We motor-sailed to Crinan and arrived early enough to get half way through but that was before we negotiated the inefficiency of the lock keepers. Frustrated at lock after lock we were still a mile short of the pub before we were lock bound at closing time. Nonetheless we kitted up and walked to Cairnbaan for a repeat of the lovely meal on our way North. Walked back and collapsed into bed.
Next day we managed to make it to the sea lock at Ardrishaig and were assured we would be first out at 8-30 next morning. The wind had got up through the previous night and the seas were topping the sea wall that afternoon. The couple of yachts who ventured out were taking it green over the bow and it all looked a tad uncivilised. That day one of the Highland Race Week yachts lost their mast so looks like we got out of Tobermorey just in time. We decided to spend the night with our new friends in the sea lock and check out the morning weather.
The morning weather was still a bit brisk but tolerable so we left, finally leaving Ardrishaig at 10-30! So much for a first thing 8-30 start. You need to get your act together guys. Some simple time and motion studies would pay off handsomely. Ignoring time, the Crinan however is lovely, a 200 year old engineering masterpiece which has matured into a pretty garden setting and where little clumps of boaties end up welded into a batch of close friends all pitching in to help each other.
The trip to Troon was a ‘brisk’ sail. At one stage I recorded 42 knots over the starboard bow and managed to sail the whole way with the only unpleasant spot being the messy seas funnelling through Kilbrennan Sound at the top of Arran. Stuart coped well with only a couple of “Ooo-er’s!” when Scot Free heeled over to 30 degrees. (Yes I know I should have reefed the sails.)
I didn’t do much sailing apart from the trip to Ullapool and a weekend with Stuart’s son Ivor and grandson Sam. Lovely sail up to Rothesay where Sam festooned the cockpit with all the sailor knots he was learning then astounded us by tying a bowline behind his back… twice. It was a bit of a test getting into Troon when the wind piped up just a bit earlier than I hoped but smart work at the dock on Ivor’s part saw us safe back.
The other lovely surprise was managing to catch up with ‘Doit’ and crew Angus and Ruth who have just completed their circumnavigation. They had arrived in Oban to meet some friends so I drove up to meet them for a lovely reminiscence dinner followed by another lovely reminiscence night at Kathryn and Billy’s with dad Tom.
This year was all about getting Scot Free shipshape and fully maintained ready for the canals of Europe next year and she now is. I’ve now got a definitive ruling from UK Customs re. Scot Free’s visa status and it all looks promising. All in all a lovely laid back summer and I’m primed and looking forward to Melbourne.

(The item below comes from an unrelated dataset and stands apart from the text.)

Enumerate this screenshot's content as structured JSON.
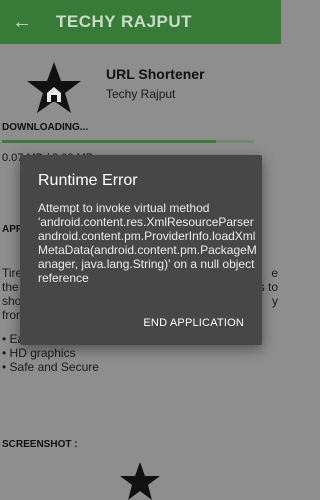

Crinan Song

I’m not too sure who to credit for this yet but I’ll find out and make sure they receive it.
The origin is of course ‘The tales of Para Handy’ by Neil Munroe. If you follow the You Tube links be prepared to lose several hours!

Oh! The Crinan Canal for me,
I don’t like the wild raging sea,
It would be too terrific to cross the Pacific,
Or sail to Japan or Fiji.
A life on the Spanish Main,
I think it would drive me insane,
The big foaming breakers would give me the shakers,
The Crinan Canal for me.

Oh! The Crinan Canal for me,
I don’t like the wild raging sea,
The big foaming breakers would give me the shakers,
The Crinan Canal for me.

It’s the Crinan Canal for me,
From sea terrors there you are free,
There’s no shark or whale that would make you turn pale,
Or shiver or shake at the knee.
I would nae like leavin’ ma bones,
In a locker beside Davy Jones,
From Ardrishaig to Crinan’s the best trip A’hve bin in,
The Crinan Canal for me.


Aye the Crinan Canal for me,
It’s neither too big nor too wee,
Oh! It’s lovely and calm when you’re frying your ham,
Or makin’ a nice cup of tea.
You can go for a stroll on its banks,
To loosen your muscle bound shanks,
You can darn your socks while you’re still in its locks,
The Crinan Canal for me.